- A sailing vessel and a vessel under 20 m in length shall not impede the passage of any vessel which can safely navigate only within a narrow channel or fairway.
All vessels, whether sail or power, overtaking another vessel when the boats are in sight of one another shall keep out of the way of the vessel being overtaken. If a vessel is coming up with another vessel from any direction, which is more than 22.5 degrees (in the shaded arc of the diagram below) abaft her beam, it shall be deemed to be the overtaking vessel until finally past and clear.
- If in doubt, assume that you are the overtaking vessel and keep clear. Alteration of course by either vessel does not relieve the overtaking vessel of the responsibility of keeping clear.
- If overtaking or approaching a vessel engaged in water-skiing always keep at least 50m from the skier and vessel combination.
Joint emergency action

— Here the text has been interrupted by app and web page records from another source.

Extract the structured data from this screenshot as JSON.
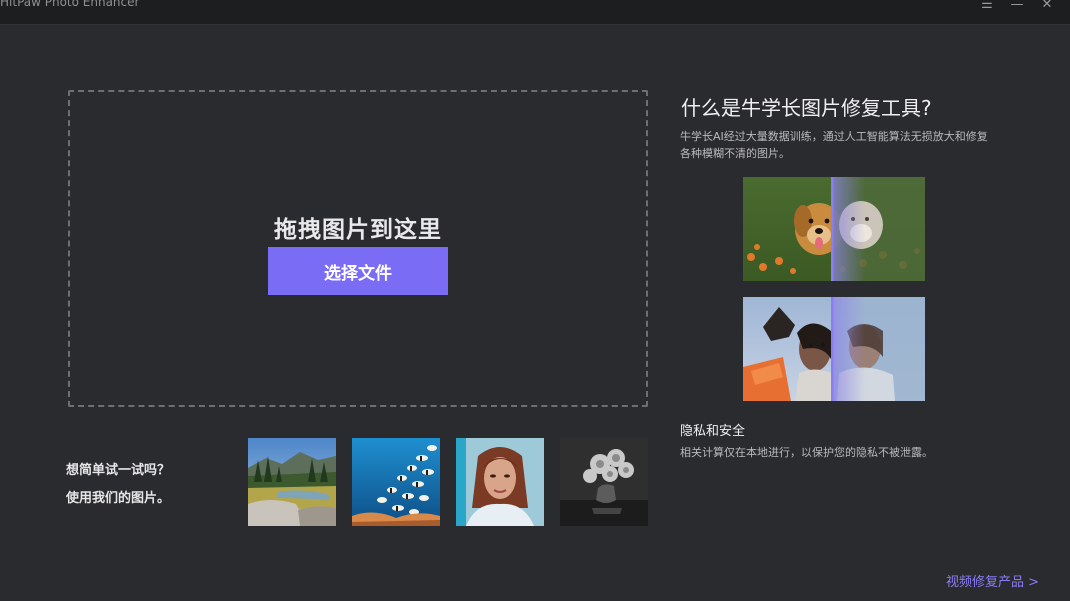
{
  "window": {
    "title": "HitPaw Photo Enhancer",
    "menu_icon": "hamburger-menu-icon",
    "minimize_icon": "minimize-icon",
    "close_icon": "close-icon"
  },
  "dropzone": {
    "title": "拖拽图片到这里",
    "button_label": "选择文件"
  },
  "samples": {
    "prompt_line1": "想简单试一试吗？",
    "prompt_line2": "使用我们的图片。",
    "items": [
      "landscape-sample",
      "fish-sample",
      "portrait-sample",
      "flower-bw-sample"
    ]
  },
  "info": {
    "title": "什么是牛学长图片修复工具?",
    "description": "牛学长AI经过大量数据训练，通过人工智能算法无损放大和修复各种模糊不清的图片。",
    "privacy_title": "隐私和安全",
    "privacy_description": "相关计算仅在本地进行，以保护您的隐私不被泄露。"
  },
  "footer": {
    "video_link": "视频修复产品 >"
  },
  "colors": {
    "accent": "#7b6cf6",
    "link": "#8a7cf6",
    "background": "#2a2b2e",
    "titlebar": "#1d1e20"
  }
}
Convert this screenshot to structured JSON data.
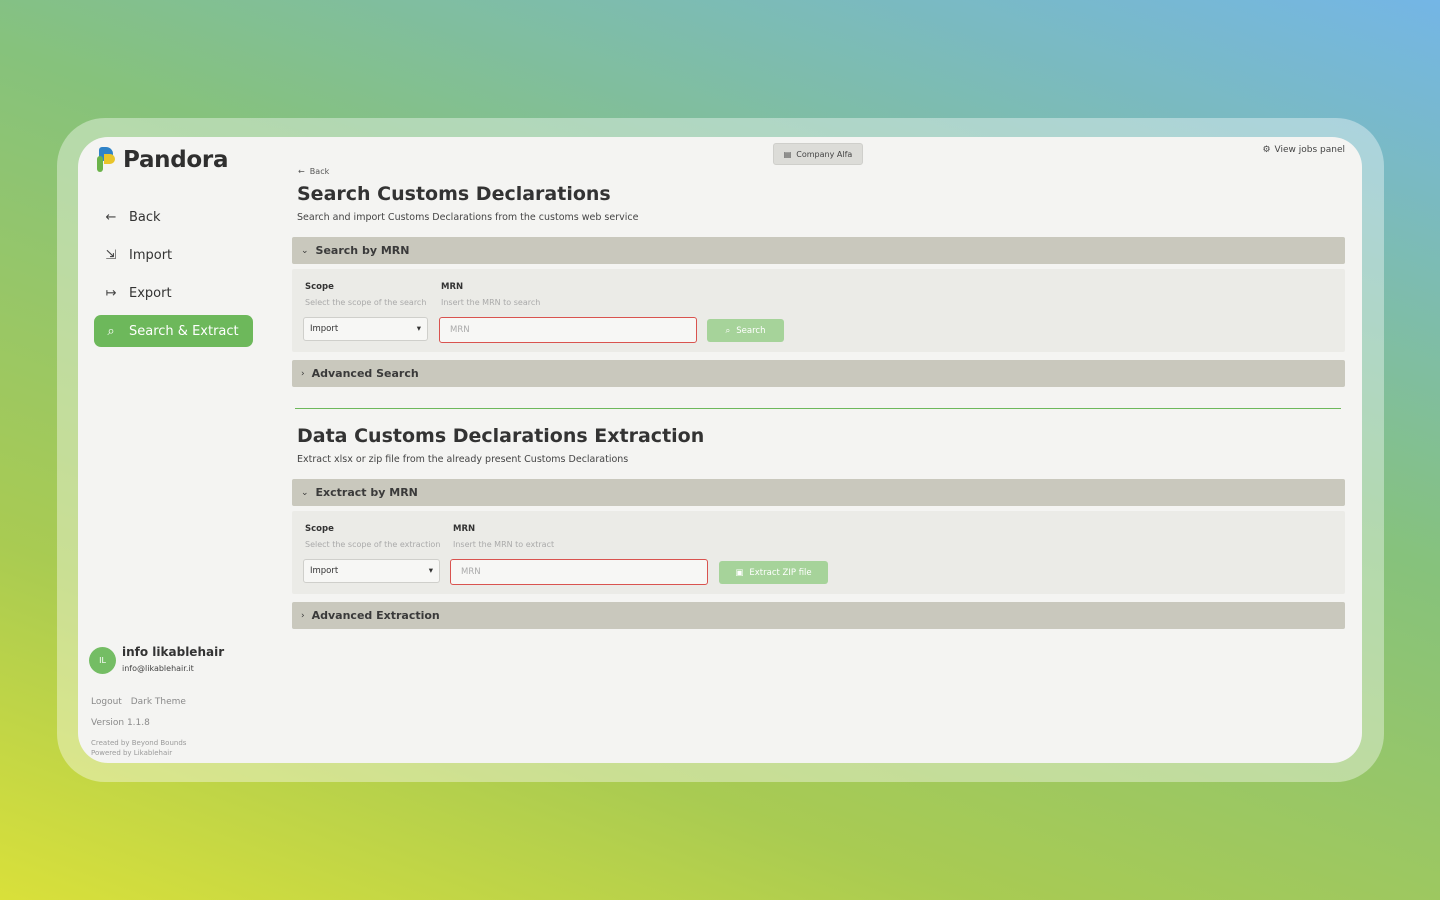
{
  "app": {
    "name": "Pandora"
  },
  "sidebar": {
    "items": [
      {
        "label": "Back",
        "icon": "arrow-left-icon"
      },
      {
        "label": "Import",
        "icon": "import-icon"
      },
      {
        "label": "Export",
        "icon": "export-icon"
      },
      {
        "label": "Search & Extract",
        "icon": "search-extract-icon",
        "active": true
      }
    ],
    "user": {
      "initials": "IL",
      "name": "info likablehair",
      "email": "info@likablehair.it"
    },
    "footer": {
      "logout": "Logout",
      "theme": "Dark Theme",
      "version": "Version 1.1.8",
      "created_by": "Created by Beyond Bounds",
      "powered_by": "Powered by Likablehair"
    }
  },
  "topbar": {
    "company": "Company Alfa",
    "jobs": "View jobs panel"
  },
  "search_section": {
    "back": "Back",
    "title": "Search Customs Declarations",
    "subtitle": "Search and import Customs Declarations from the customs web service",
    "accordion_title": "Search by MRN",
    "scope_label": "Scope",
    "scope_hint": "Select the scope of the search",
    "scope_value": "Import",
    "mrn_label": "MRN",
    "mrn_hint": "Insert the MRN to search",
    "mrn_placeholder": "MRN",
    "button": "Search",
    "advanced": "Advanced Search"
  },
  "extract_section": {
    "title": "Data Customs Declarations Extraction",
    "subtitle": "Extract xlsx or zip file from the already present Customs Declarations",
    "accordion_title": "Exctract by MRN",
    "scope_label": "Scope",
    "scope_hint": "Select the scope of the extraction",
    "scope_value": "Import",
    "mrn_label": "MRN",
    "mrn_hint": "Insert the MRN to extract",
    "mrn_placeholder": "MRN",
    "button": "Extract ZIP file",
    "advanced": "Advanced Extraction"
  },
  "colors": {
    "accent": "#6db85b",
    "accordion": "#c9c8bd",
    "error_border": "#d9534f"
  }
}
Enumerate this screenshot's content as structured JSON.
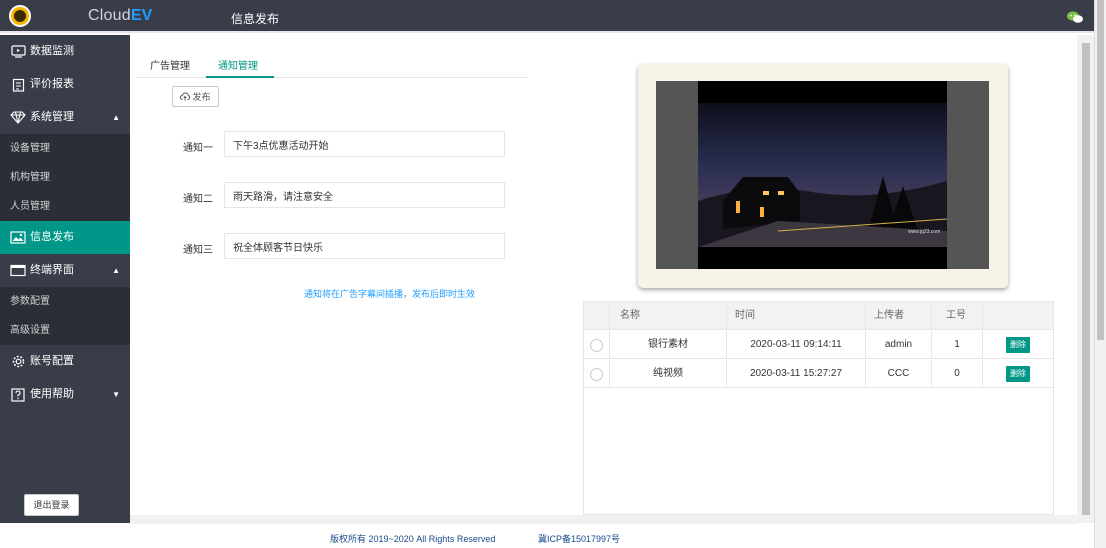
{
  "header": {
    "brand_prefix": "Cloud",
    "brand_suffix": "EV",
    "title": "信息发布"
  },
  "sidebar": {
    "items": [
      {
        "label": "数据监测",
        "type": "item"
      },
      {
        "label": "评价报表",
        "type": "item"
      },
      {
        "label": "系统管理",
        "type": "group",
        "expanded": true
      },
      {
        "label": "设备管理",
        "type": "sub"
      },
      {
        "label": "机构管理",
        "type": "sub"
      },
      {
        "label": "人员管理",
        "type": "sub"
      },
      {
        "label": "信息发布",
        "type": "item",
        "active": true
      },
      {
        "label": "终端界面",
        "type": "group",
        "expanded": true
      },
      {
        "label": "参数配置",
        "type": "sub"
      },
      {
        "label": "高级设置",
        "type": "sub"
      },
      {
        "label": "账号配置",
        "type": "item"
      },
      {
        "label": "使用帮助",
        "type": "group",
        "expanded": false
      }
    ],
    "logout": "退出登录"
  },
  "tabs": [
    {
      "label": "广告管理",
      "active": false
    },
    {
      "label": "通知管理",
      "active": true
    }
  ],
  "publish_button": "发布",
  "notices": [
    {
      "label": "通知一",
      "value": "下午3点优惠活动开始"
    },
    {
      "label": "通知二",
      "value": "雨天路滑，请注意安全"
    },
    {
      "label": "通知三",
      "value": "祝全体顾客节日快乐"
    }
  ],
  "hint": "通知将在广告字幕间插播，发布后即时生效",
  "photo_watermark": "www.jq23.com",
  "table": {
    "headers": [
      "名称",
      "时间",
      "上传者",
      "工号"
    ],
    "rows": [
      {
        "name": "银行素材",
        "time": "2020-03-11 09:14:11",
        "uploader": "admin",
        "id": "1",
        "action": "删除"
      },
      {
        "name": "纯视频",
        "time": "2020-03-11 15:27:27",
        "uploader": "CCC",
        "id": "0",
        "action": "删除"
      }
    ]
  },
  "footer": {
    "copyright": "版权所有 2019~2020 All Rights Reserved",
    "icp": "冀ICP备15017997号"
  },
  "colors": {
    "topbar": "#393d49",
    "accent": "#009688",
    "link": "#1e9fff"
  }
}
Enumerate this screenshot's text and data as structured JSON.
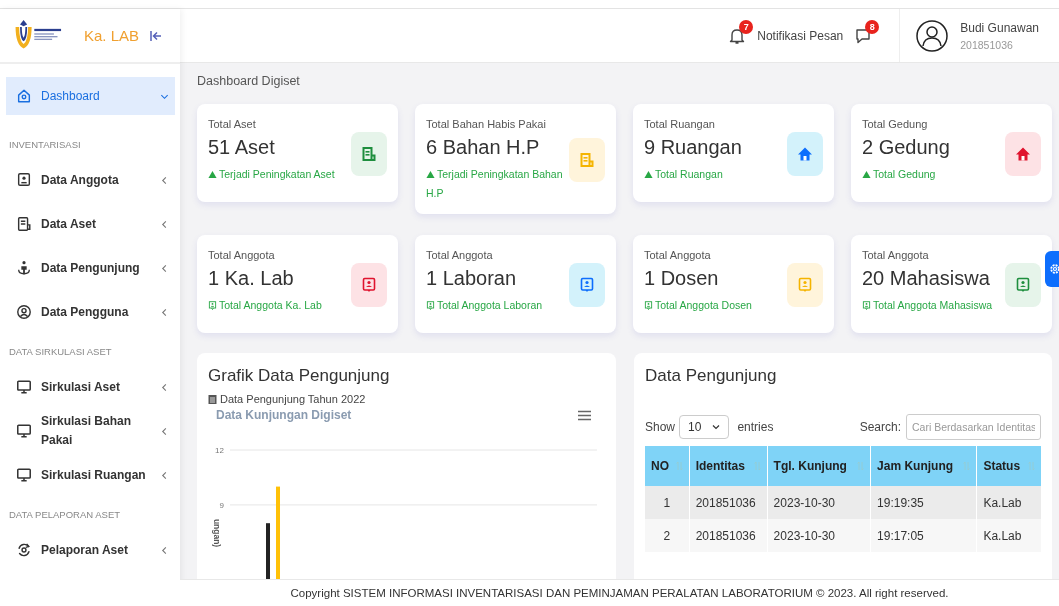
{
  "brand": {
    "title": "Ka. LAB"
  },
  "sidebar": {
    "items": [
      {
        "kind": "item",
        "label": "Dashboard",
        "selected": true
      },
      {
        "kind": "section",
        "label": "INVENTARISASI"
      },
      {
        "kind": "item",
        "label": "Data Anggota",
        "selected": false
      },
      {
        "kind": "item",
        "label": "Data Aset",
        "selected": false
      },
      {
        "kind": "item",
        "label": "Data Pengunjung",
        "selected": false
      },
      {
        "kind": "item",
        "label": "Data Pengguna",
        "selected": false
      },
      {
        "kind": "section",
        "label": "DATA SIRKULASI ASET"
      },
      {
        "kind": "item",
        "label": "Sirkulasi Aset",
        "selected": false
      },
      {
        "kind": "item",
        "label": "Sirkulasi Bahan Pakai",
        "selected": false
      },
      {
        "kind": "item",
        "label": "Sirkulasi Ruangan",
        "selected": false
      },
      {
        "kind": "section",
        "label": "DATA PELAPORAN ASET"
      },
      {
        "kind": "item",
        "label": "Pelaporan Aset",
        "selected": false
      }
    ]
  },
  "header": {
    "notification_badge": "7",
    "message_label": "Notifikasi Pesan",
    "message_badge": "8",
    "user_name": "Budi Gunawan",
    "user_id": "201851036"
  },
  "breadcrumb": "Dashboard Digiset",
  "cards": [
    {
      "kind": "doc",
      "title": "Total Aset",
      "value": "51 Aset",
      "note": "Terjadi Peningkatan Aset",
      "color": "#1e8e3e"
    },
    {
      "kind": "doc",
      "title": "Total Bahan Habis Pakai",
      "value": "6 Bahan H.P",
      "note": "Terjadi Peningkatan Bahan H.P",
      "color": "#f5b400"
    },
    {
      "kind": "house",
      "title": "Total Ruangan",
      "value": "9 Ruangan",
      "note": "Total Ruangan",
      "color": "#0d6efd"
    },
    {
      "kind": "house",
      "title": "Total Gedung",
      "value": "2 Gedung",
      "note": "Total Gedung",
      "color": "#e0142f"
    },
    {
      "kind": "member",
      "title": "Total Anggota",
      "value": "1 Ka. Lab",
      "note": "Total Anggota Ka. Lab",
      "color": "#e0142f"
    },
    {
      "kind": "member",
      "title": "Total Anggota",
      "value": "1 Laboran",
      "note": "Total Anggota Laboran",
      "color": "#0d6efd"
    },
    {
      "kind": "member",
      "title": "Total Anggota",
      "value": "1 Dosen",
      "note": "Total Anggota Dosen",
      "color": "#f5b400"
    },
    {
      "kind": "member",
      "title": "Total Anggota",
      "value": "20 Mahasiswa",
      "note": "Total Anggota Mahasiswa",
      "color": "#1e8e3e"
    }
  ],
  "chart_panel": {
    "title": "Grafik Data Pengunjung",
    "subtitle": "Data Pengunjung Tahun 2022",
    "chart_data": {
      "type": "bar",
      "title": "Data Kunjungan Digiset",
      "ylabel": "ungan)",
      "ylim": [
        0,
        12
      ],
      "yticks": [
        9,
        12
      ],
      "series": [
        {
          "color": "#222222",
          "values": [
            8
          ]
        },
        {
          "color": "#ffc107",
          "values": [
            10
          ]
        }
      ]
    }
  },
  "table_panel": {
    "title": "Data Pengunjung",
    "show_label": "Show",
    "entries_value": "10",
    "entries_label": "entries",
    "search_label": "Search:",
    "search_placeholder": "Cari Berdasarkan Identitas",
    "columns": [
      "NO",
      "Identitas",
      "Tgl. Kunjung",
      "Jam Kunjung",
      "Status"
    ],
    "rows": [
      [
        "1",
        "201851036",
        "2023-10-30",
        "19:19:35",
        "Ka.Lab"
      ],
      [
        "2",
        "201851036",
        "2023-10-30",
        "19:17:05",
        "Ka.Lab"
      ]
    ]
  },
  "footer": "Copyright SISTEM INFORMASI INVENTARISASI DAN PEMINJAMAN PERALATAN LABORATORIUM © 2023. All right reserved."
}
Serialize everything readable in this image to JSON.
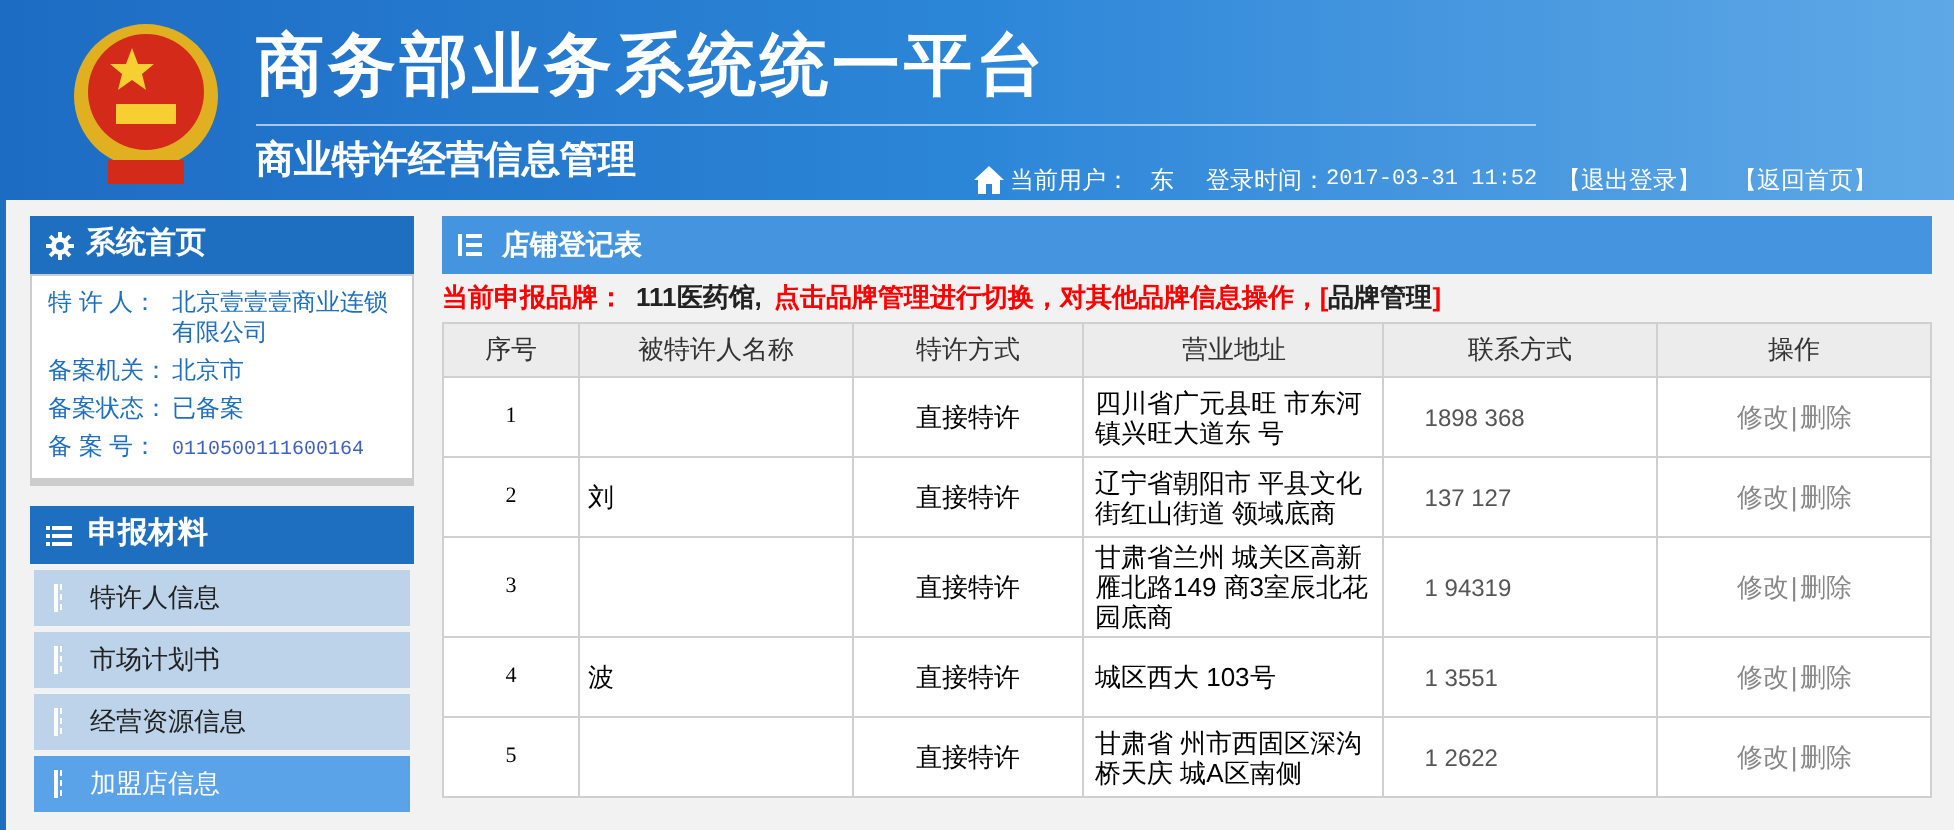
{
  "header": {
    "title": "商务部业务系统统一平台",
    "subtitle": "商业特许经营信息管理",
    "user_label": "当前用户：",
    "user_name": "东",
    "login_label": "登录时间：",
    "login_time": "2017-03-31 11:52",
    "logout": "【退出登录】",
    "home": "【返回首页】"
  },
  "sidebar": {
    "home_title": "系统首页",
    "info": [
      {
        "label": "特 许 人：",
        "value": "北京壹壹壹商业连锁有限公司",
        "kind": "text"
      },
      {
        "label": "备案机关：",
        "value": "北京市",
        "kind": "text"
      },
      {
        "label": "备案状态：",
        "value": "已备案",
        "kind": "text"
      },
      {
        "label": "备 案 号：",
        "value": "0110500111600164",
        "kind": "code"
      }
    ],
    "materials_title": "申报材料",
    "items": [
      {
        "label": "特许人信息",
        "selected": false
      },
      {
        "label": "市场计划书",
        "selected": false
      },
      {
        "label": "经营资源信息",
        "selected": false
      },
      {
        "label": "加盟店信息",
        "selected": true
      }
    ]
  },
  "main": {
    "title": "店铺登记表",
    "notice": {
      "label": "当前申报品牌：",
      "brand": "111医药馆,",
      "text": "点击品牌管理进行切换，对其他品牌信息操作，[",
      "link": "品牌管理",
      "close": "]"
    },
    "table": {
      "columns": [
        "序号",
        "被特许人名称",
        "特许方式",
        "营业地址",
        "联系方式",
        "操作"
      ],
      "action_separator": "|",
      "rows": [
        {
          "no": "1",
          "mode": "直接特许",
          "address": "四川省广元县旺 市东河镇兴旺大道东 号",
          "contact": "1898 368",
          "edit": "修改",
          "delete": "删除"
        },
        {
          "no": "2",
          "name": "刘",
          "mode": "直接特许",
          "address": "辽宁省朝阳市 平县文化街红山街道 领域底商",
          "contact": "137 127",
          "edit": "修改",
          "delete": "删除"
        },
        {
          "no": "3",
          "mode": "直接特许",
          "address": "甘肃省兰州 城关区高新雁北路149 商3室辰北花园底商",
          "contact": "1 94319",
          "edit": "修改",
          "delete": "删除"
        },
        {
          "no": "4",
          "name": "波",
          "mode": "直接特许",
          "address": "城区西大 103号",
          "contact": "1 3551",
          "edit": "修改",
          "delete": "删除"
        },
        {
          "no": "5",
          "mode": "直接特许",
          "address": "甘肃省 州市西固区深沟桥天庆 城A区南侧",
          "contact": "1 2622",
          "edit": "修改",
          "delete": "删除"
        }
      ]
    }
  }
}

- The vessel giving way shall take early and positive avoiding action; make course/speed alterations obvious to the other vessel; avoid crossing ahead of the vessel with right of way; if necessary stop or reverse.
- A series of five or more short and rapid blasts on a whistle or horn should be used to indicate that insufficient action is being taken to avoid collision.
- The vessel with the right of way shall keep its course and speed. It should take avoiding action only if that taken by the giving-way vessel is insufficient. If necessary it should take whatever action is available to keep clear and avoid a collision.
- If a power-driven vessel is taking action to avoid a collision with another power-driven vessel, it shall, if possible, avoid altering course to port.
- This action does not relieve the vessel operator of handling obligations.
In restricted visibility, reduce to minimum speed. When hearing the fog signal of another vessel ahead, proceed with caution until danger of collision is over or stop until you have ascertained the danger.